# Activity:
Every line of the data that includes "Switch" should be copied out.

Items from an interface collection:

--- START ---

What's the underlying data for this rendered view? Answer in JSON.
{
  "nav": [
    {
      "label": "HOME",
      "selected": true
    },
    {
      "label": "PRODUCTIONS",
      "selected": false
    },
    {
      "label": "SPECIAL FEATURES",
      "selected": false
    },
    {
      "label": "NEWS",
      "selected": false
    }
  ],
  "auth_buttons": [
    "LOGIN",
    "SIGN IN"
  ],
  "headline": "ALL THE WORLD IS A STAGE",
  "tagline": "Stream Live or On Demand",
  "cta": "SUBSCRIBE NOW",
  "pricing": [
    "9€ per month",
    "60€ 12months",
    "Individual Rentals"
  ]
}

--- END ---
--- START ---

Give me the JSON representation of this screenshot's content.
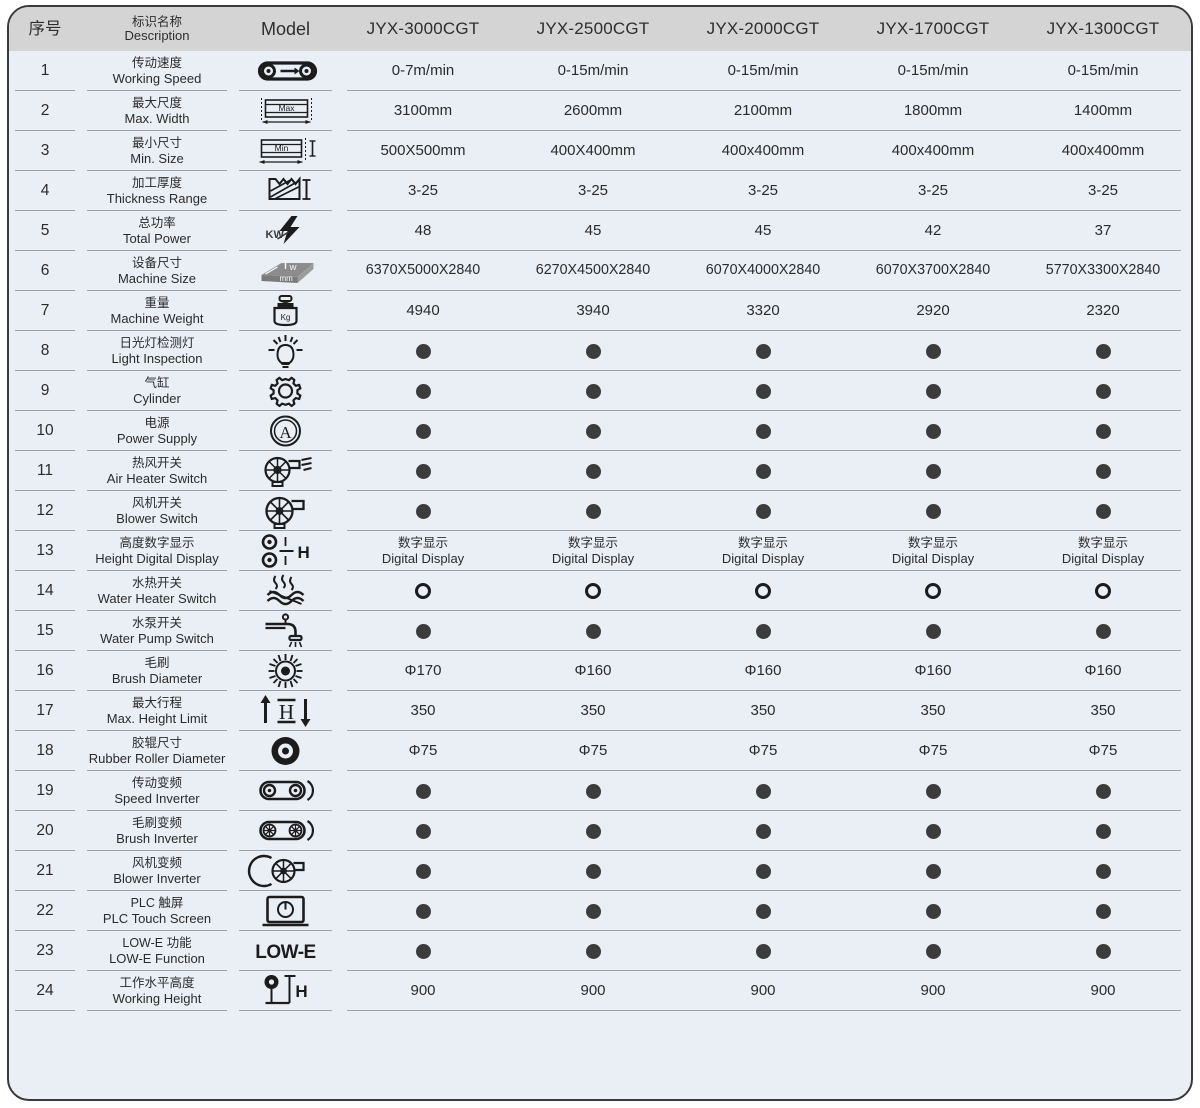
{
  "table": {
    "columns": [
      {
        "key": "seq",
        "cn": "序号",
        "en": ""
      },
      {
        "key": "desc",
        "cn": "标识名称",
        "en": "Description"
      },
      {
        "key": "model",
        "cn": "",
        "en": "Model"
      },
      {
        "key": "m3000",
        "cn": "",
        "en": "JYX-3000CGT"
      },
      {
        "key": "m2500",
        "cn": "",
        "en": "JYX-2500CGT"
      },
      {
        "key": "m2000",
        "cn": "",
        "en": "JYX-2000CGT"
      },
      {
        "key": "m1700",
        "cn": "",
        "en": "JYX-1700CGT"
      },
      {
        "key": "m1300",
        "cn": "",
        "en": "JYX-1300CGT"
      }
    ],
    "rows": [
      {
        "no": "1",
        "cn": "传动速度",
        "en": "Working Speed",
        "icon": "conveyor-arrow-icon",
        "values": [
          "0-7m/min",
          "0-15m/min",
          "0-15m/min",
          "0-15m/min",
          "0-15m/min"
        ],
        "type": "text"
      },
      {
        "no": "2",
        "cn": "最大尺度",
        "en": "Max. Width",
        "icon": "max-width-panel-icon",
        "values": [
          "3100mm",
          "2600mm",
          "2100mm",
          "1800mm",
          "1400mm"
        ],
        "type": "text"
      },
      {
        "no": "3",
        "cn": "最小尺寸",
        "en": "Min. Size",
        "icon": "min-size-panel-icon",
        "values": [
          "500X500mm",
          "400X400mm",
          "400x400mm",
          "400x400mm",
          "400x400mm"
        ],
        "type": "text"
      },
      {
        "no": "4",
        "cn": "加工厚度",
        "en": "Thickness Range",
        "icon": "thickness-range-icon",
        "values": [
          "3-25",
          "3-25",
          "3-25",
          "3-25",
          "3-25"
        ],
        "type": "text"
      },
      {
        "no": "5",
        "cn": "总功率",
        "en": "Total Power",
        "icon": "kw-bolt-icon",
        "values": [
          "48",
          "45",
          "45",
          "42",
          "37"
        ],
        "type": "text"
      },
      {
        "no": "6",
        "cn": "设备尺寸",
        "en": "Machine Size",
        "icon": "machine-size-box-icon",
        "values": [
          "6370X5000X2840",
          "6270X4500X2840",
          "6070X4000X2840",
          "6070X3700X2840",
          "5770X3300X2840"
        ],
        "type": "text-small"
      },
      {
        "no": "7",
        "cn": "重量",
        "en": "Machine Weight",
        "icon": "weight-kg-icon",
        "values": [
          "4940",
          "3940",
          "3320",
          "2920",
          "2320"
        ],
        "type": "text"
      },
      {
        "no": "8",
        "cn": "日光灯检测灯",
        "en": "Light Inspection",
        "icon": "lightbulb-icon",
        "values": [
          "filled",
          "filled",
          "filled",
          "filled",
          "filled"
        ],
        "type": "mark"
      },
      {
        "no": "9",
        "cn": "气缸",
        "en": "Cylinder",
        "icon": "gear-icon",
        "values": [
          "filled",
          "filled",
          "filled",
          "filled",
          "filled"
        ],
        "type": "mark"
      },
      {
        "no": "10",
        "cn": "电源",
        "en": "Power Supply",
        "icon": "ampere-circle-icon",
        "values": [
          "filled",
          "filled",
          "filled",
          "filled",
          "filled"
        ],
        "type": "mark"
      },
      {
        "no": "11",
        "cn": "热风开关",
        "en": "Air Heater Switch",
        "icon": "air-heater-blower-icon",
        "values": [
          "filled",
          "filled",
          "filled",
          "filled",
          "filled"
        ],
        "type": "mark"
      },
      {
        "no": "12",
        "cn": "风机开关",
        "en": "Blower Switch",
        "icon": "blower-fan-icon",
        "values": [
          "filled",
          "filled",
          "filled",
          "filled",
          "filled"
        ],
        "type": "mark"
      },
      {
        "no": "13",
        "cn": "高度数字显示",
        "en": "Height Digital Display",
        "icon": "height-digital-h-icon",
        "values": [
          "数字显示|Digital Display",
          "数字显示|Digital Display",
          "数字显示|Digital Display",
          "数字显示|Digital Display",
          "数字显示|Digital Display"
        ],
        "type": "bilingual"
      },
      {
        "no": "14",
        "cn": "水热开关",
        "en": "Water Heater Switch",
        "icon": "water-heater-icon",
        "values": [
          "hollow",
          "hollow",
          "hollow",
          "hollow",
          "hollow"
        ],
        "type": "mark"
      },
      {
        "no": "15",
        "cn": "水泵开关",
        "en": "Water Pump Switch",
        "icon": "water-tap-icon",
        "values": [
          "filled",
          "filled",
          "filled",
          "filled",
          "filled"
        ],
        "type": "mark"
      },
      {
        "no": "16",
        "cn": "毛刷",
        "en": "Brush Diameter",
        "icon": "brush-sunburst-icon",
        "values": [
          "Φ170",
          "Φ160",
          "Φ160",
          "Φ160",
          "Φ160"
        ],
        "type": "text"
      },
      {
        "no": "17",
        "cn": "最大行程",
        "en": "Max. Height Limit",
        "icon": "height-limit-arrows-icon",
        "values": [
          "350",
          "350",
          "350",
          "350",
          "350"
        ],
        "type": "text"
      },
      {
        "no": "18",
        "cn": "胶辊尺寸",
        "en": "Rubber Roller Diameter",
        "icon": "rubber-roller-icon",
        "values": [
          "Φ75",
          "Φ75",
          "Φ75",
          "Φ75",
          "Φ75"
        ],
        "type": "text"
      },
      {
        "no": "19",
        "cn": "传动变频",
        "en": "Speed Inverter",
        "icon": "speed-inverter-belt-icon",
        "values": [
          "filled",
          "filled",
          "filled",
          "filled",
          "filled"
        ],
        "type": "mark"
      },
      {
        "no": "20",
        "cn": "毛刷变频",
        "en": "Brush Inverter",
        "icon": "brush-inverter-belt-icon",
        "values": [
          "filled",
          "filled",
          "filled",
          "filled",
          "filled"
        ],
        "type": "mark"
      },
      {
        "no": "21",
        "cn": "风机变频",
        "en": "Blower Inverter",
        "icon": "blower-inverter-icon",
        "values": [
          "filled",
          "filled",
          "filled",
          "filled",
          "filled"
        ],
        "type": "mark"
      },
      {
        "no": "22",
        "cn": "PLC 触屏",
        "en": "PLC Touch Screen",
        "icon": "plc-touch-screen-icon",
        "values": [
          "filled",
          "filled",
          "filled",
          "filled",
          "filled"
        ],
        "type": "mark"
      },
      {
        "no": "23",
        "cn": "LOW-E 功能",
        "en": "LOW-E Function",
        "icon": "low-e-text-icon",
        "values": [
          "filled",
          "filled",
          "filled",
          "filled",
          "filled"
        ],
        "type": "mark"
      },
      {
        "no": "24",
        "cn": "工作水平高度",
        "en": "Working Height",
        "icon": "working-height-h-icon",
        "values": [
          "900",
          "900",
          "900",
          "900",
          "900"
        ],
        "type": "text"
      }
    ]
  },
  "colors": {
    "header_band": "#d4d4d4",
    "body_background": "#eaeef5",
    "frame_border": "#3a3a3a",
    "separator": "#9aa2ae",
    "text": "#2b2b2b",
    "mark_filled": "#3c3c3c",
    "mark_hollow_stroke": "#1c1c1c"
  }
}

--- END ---

# Task answer:
        "en": "Air Heater Switch",
        "en": "Blower Switch",
        "en": "Water Heater Switch",
        "en": "Water Pump Switch",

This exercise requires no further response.